CS: In other words, they may be forgoing care that they may need?

TL: It’s hard to know that. Unless someone reads a lot of studies and examines Pub Med and the stuff from NIH, how are you really going to know if something is necessary or unnecessary? The hope of both liberal and conservative policy makers is that people will be able to use marketplace approaches, that people will look at ratings and read up and do the things you do when you buy a car. But it may not work with healthcare. My view is that it won’t, because healthcare is fundamentally different from cereals and toothpaste.

Equity here, equity there

TL: Your system is more equitable than ours. Our system is not equitable, and it won’t be even when the Affordable Care Act is fully implemented.

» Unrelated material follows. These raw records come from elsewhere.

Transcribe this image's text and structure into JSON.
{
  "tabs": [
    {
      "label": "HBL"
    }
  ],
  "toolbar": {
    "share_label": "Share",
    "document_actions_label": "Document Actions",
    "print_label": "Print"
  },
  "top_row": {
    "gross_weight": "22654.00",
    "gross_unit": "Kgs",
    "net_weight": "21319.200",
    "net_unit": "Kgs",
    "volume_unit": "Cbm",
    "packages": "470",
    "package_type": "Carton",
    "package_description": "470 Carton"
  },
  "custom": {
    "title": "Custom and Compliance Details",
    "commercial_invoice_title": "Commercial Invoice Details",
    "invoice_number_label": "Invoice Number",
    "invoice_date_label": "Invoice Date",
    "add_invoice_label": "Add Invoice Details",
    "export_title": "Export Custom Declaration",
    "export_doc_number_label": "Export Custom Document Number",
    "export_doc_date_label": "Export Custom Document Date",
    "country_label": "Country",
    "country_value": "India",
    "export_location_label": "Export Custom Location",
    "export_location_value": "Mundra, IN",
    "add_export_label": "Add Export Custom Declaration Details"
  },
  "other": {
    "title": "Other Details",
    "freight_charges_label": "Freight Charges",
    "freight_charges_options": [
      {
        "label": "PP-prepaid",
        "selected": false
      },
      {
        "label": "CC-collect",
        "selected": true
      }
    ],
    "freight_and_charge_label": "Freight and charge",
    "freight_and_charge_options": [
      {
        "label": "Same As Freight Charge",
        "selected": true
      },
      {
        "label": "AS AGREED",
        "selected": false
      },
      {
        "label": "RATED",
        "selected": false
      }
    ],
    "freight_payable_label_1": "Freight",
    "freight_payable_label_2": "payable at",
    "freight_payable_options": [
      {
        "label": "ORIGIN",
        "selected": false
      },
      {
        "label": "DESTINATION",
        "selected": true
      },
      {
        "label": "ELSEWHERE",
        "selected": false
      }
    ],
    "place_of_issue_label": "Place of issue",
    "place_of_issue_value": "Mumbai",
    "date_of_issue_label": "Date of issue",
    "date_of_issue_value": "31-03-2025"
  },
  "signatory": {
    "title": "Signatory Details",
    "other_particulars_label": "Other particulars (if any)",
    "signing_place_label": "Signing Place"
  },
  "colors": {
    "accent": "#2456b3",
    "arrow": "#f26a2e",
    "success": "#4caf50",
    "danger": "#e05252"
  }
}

It may be equitable in the sense that, yeah, if you’re sick you can get insurance. But that doesn’t mean everyone will have the same insurance that will pay for all the care a person needs.

A bronze policy is probably going to be the most popular policy—it certainly is in Massachusetts, where some 52 percent of the people chose it, because the others are pretty darn expensive. That policy covers only 60 percent of your healthcare costs. The silver, gold, and platinum policies will cost more and cover more. Better coverage may give you better outcomes or better care. So in that sense, the system is far from equitable.

CS: How much do they cost?

Trudy Lieberman is a fellow at the Center for Advancing Health and a longtime contributing editor to the Columbia Journalism Review. She is the lead writer for The Second Opinion, CJR’s healthcare desk, which is part of our United States Project on the coverage of politics and policy. Follow her on Twitter @Trudy_Lieberman.